Well presented and audio works too.
However, I'm not sure what the position is with copyright. _ Maybe someone here can explain... the issue is that you are using someone else's characters. Just as Lego will have paid for the Truck design...
Just because they aren't well-known doesn't alter the position (although Lego might welcome the publicity). For example if you chose an Enid Blyton character, Noddy, or Disney . . . their owners would be far from pleased - unless you negotiate a Fee. Same thing applies to Music - unless you're covered it is a bad place to be.
You're probbably aware, vidmanners, that there is a whole world of Lego videos out there and you raise an interesting point about copyright. The same probably applies to films about cars - at least one person currently posting on this forum is making films which do nothing but display the car. But whre does it end? One could argue that shots of a rally are not much different - you're shooting cars designed by someone, on which copyringht exists.
I don't know whether it is generally the case that Lego encourage videos, but I know of one instance where they did. After seeing an entry in a competition by a 17 y/o boy who is local to me, Lego actually commissioned him to make a Lego video. Here's the articl;e:
Teen film maker laying building blocks for the future (From Elmbridge Guardian)
And the film: <a href="http://www.youtube.com/watch?v=Jh-LZFtsDIQ&feature=player_embedded" target="_blank">

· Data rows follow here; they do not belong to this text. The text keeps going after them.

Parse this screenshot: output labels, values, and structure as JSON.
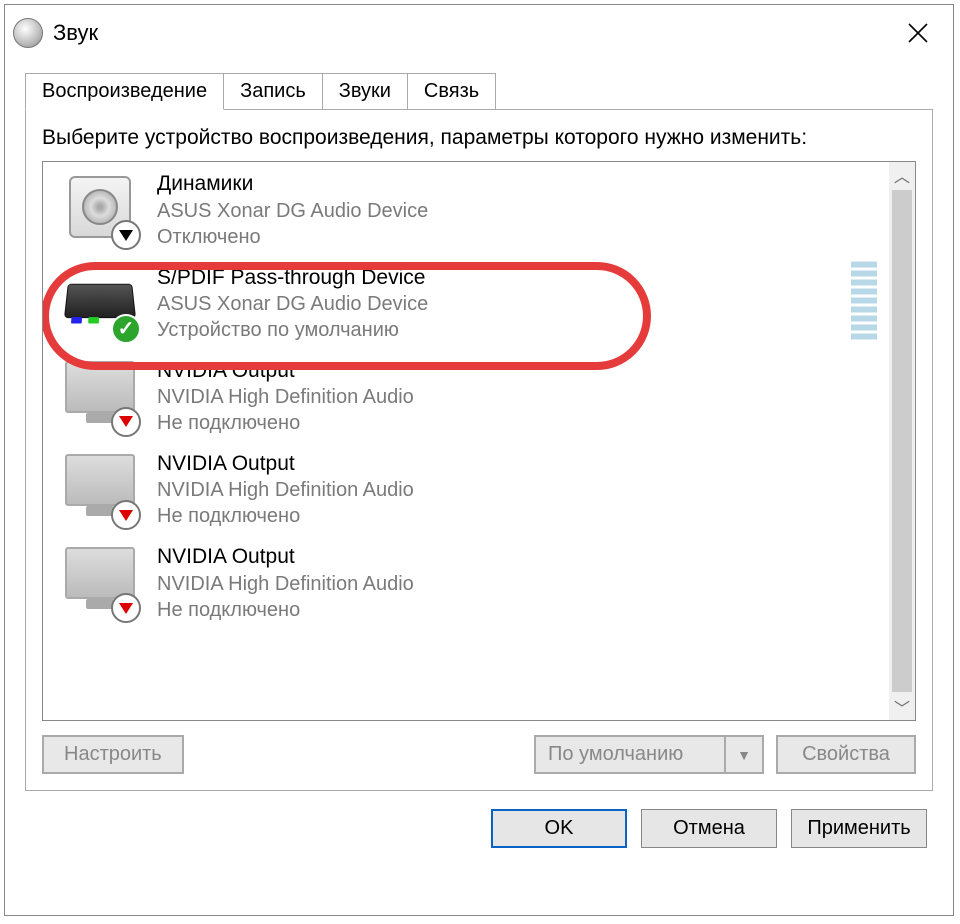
{
  "window": {
    "title": "Звук"
  },
  "tabs": [
    {
      "label": "Воспроизведение",
      "active": true
    },
    {
      "label": "Запись",
      "active": false
    },
    {
      "label": "Звуки",
      "active": false
    },
    {
      "label": "Связь",
      "active": false
    }
  ],
  "instruction": "Выберите устройство воспроизведения, параметры которого нужно изменить:",
  "devices": [
    {
      "name": "Динамики",
      "desc": "ASUS Xonar DG Audio Device",
      "status": "Отключено",
      "icon": "speaker",
      "overlay": "down-black",
      "meter": false,
      "selected": false,
      "highlighted": false
    },
    {
      "name": "S/PDIF Pass-through Device",
      "desc": "ASUS Xonar DG Audio Device",
      "status": "Устройство по умолчанию",
      "icon": "spdif",
      "overlay": "check-green",
      "meter": true,
      "selected": false,
      "highlighted": true
    },
    {
      "name": "NVIDIA Output",
      "desc": "NVIDIA High Definition Audio",
      "status": "Не подключено",
      "icon": "monitor",
      "overlay": "down-red",
      "meter": false,
      "selected": false,
      "highlighted": false
    },
    {
      "name": "NVIDIA Output",
      "desc": "NVIDIA High Definition Audio",
      "status": "Не подключено",
      "icon": "monitor",
      "overlay": "down-red",
      "meter": false,
      "selected": false,
      "highlighted": false
    },
    {
      "name": "NVIDIA Output",
      "desc": "NVIDIA High Definition Audio",
      "status": "Не подключено",
      "icon": "monitor",
      "overlay": "down-red",
      "meter": false,
      "selected": false,
      "highlighted": false
    }
  ],
  "panel_buttons": {
    "configure": "Настроить",
    "set_default": "По умолчанию",
    "properties": "Свойства"
  },
  "dialog_buttons": {
    "ok": "OK",
    "cancel": "Отмена",
    "apply": "Применить"
  }
}
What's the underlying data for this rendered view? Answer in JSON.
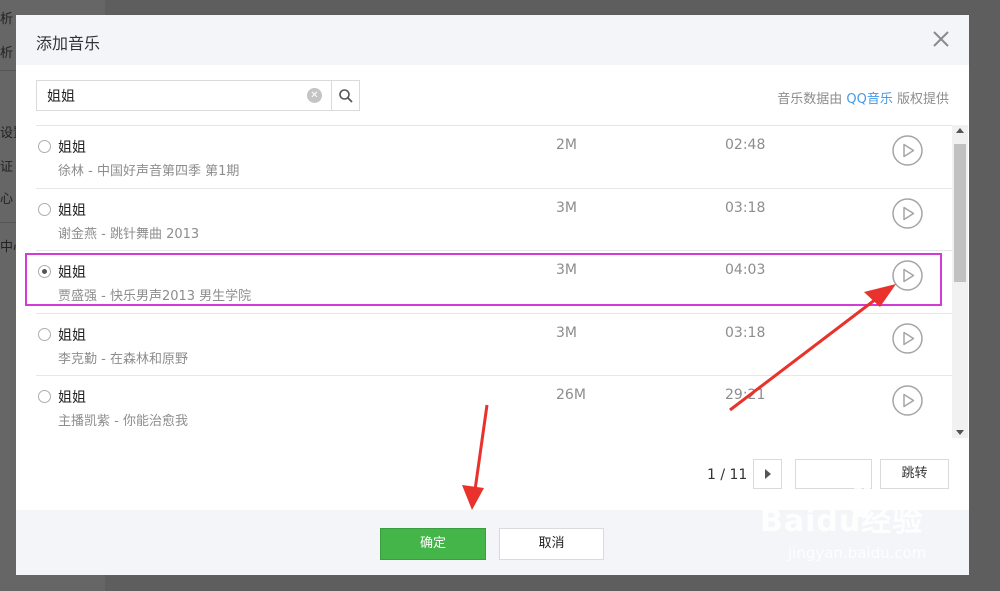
{
  "background": {
    "fragments": [
      "析",
      "析",
      "设置",
      "证",
      "心",
      "中心"
    ]
  },
  "dialog": {
    "title": "添加音乐",
    "close_icon": "close-icon"
  },
  "search": {
    "value": "姐姐",
    "placeholder": "",
    "clear_icon": "clear-circle-icon",
    "search_icon": "search-icon"
  },
  "copyright": {
    "prefix": "音乐数据由",
    "brand": "QQ音乐",
    "suffix": "版权提供"
  },
  "songs": [
    {
      "title": "姐姐",
      "subtitle": "徐林 - 中国好声音第四季 第1期",
      "size": "2M",
      "duration": "02:48",
      "selected": false
    },
    {
      "title": "姐姐",
      "subtitle": "谢金燕 - 跳针舞曲 2013",
      "size": "3M",
      "duration": "03:18",
      "selected": false
    },
    {
      "title": "姐姐",
      "subtitle": "贾盛强 - 快乐男声2013 男生学院",
      "size": "3M",
      "duration": "04:03",
      "selected": true
    },
    {
      "title": "姐姐",
      "subtitle": "李克勤 - 在森林和原野",
      "size": "3M",
      "duration": "03:18",
      "selected": false
    },
    {
      "title": "姐姐",
      "subtitle": "主播凯紫 - 你能治愈我",
      "size": "26M",
      "duration": "29:21",
      "selected": false
    }
  ],
  "pager": {
    "text": "1 / 11",
    "input_value": "",
    "jump_label": "跳转"
  },
  "footer": {
    "ok_label": "确定",
    "cancel_label": "取消"
  },
  "watermark": {
    "main": "Baidu经验",
    "sub": "jingyan.baidu.com"
  },
  "colors": {
    "accent_green": "#44b549",
    "link_blue": "#459ae9",
    "highlight_magenta": "#d33ad6",
    "arrow_red": "#e8322b"
  }
}
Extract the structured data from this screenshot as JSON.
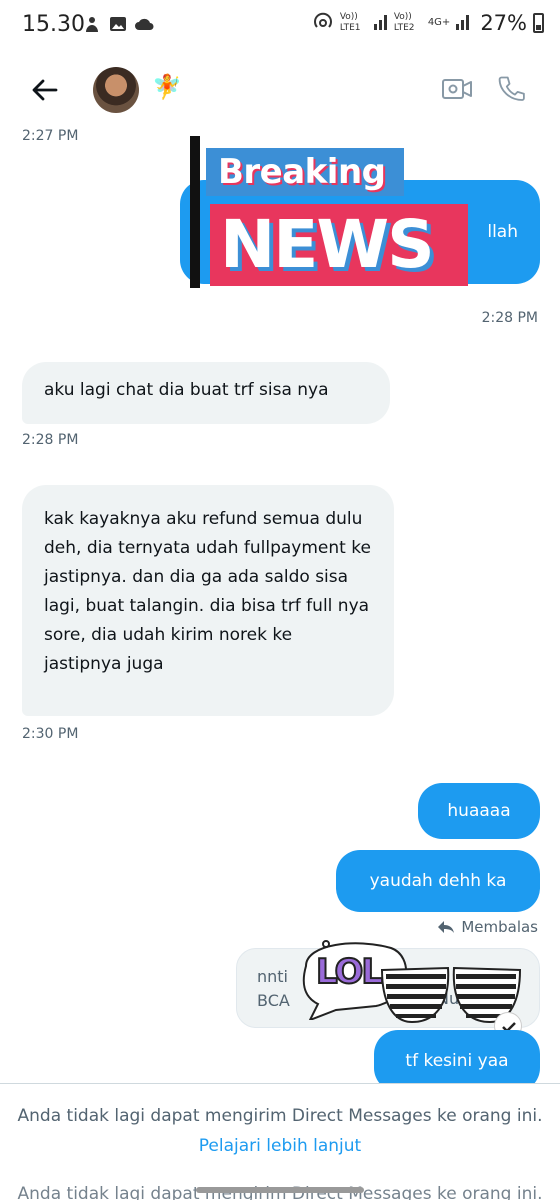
{
  "status_bar": {
    "time": "15.30",
    "sim1": "Vo)) LTE1",
    "sim2": "Vo)) LTE2",
    "network": "4G+",
    "battery": "27%"
  },
  "header": {
    "contact_emoji": "🧚"
  },
  "breaking_news": {
    "line1": "Breaking",
    "line2": "NEWS",
    "peek_text": "llah"
  },
  "messages": [
    {
      "side": "left",
      "text": "aku lagi chat dia buat trf sisa nya"
    },
    {
      "side": "left",
      "text": "kak kayaknya aku refund semua dulu deh, dia ternyata udah fullpayment ke jastipnya. dan dia ga ada saldo sisa lagi, buat talangin. dia bisa trf full nya sore, dia udah kirim norek ke jastipnya juga"
    },
    {
      "side": "right",
      "text": "huaaaa"
    },
    {
      "side": "right",
      "text": "yaudah dehh ka"
    },
    {
      "side": "right",
      "text": "tf kesini yaa"
    }
  ],
  "timestamps": {
    "t1": "2:27 PM",
    "t2": "2:28 PM",
    "t3": "2:28 PM",
    "t4": "2:30 PM"
  },
  "reply": {
    "label": "Membalas",
    "quoted_line1": "nnti",
    "quoted_line2": "BCA",
    "quoted_tail": "Nu"
  },
  "lol_sticker": "LOL",
  "footer": {
    "message": "Anda tidak lagi dapat mengirim Direct Messages ke orang ini.",
    "link": "Pelajari lebih lanjut",
    "ghost": "Anda tidak lagi dapat mengirim Direct Messages ke orang ini."
  },
  "colors": {
    "accent": "#1d9bf0",
    "bubble_left": "#eff3f4",
    "breaking_blue": "#3c8fd6",
    "breaking_pink": "#e8365d"
  }
}
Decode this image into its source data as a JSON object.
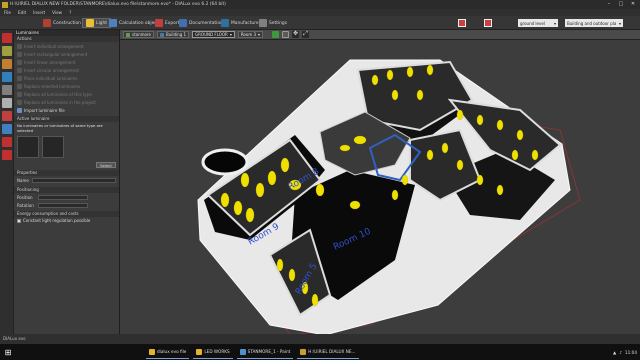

Note how he pays attention to detail - especially the lighting (he's posted a coupl of tutorials about lighting which, whilst aimed at "brickfilm" makers, apply equally to full size productions.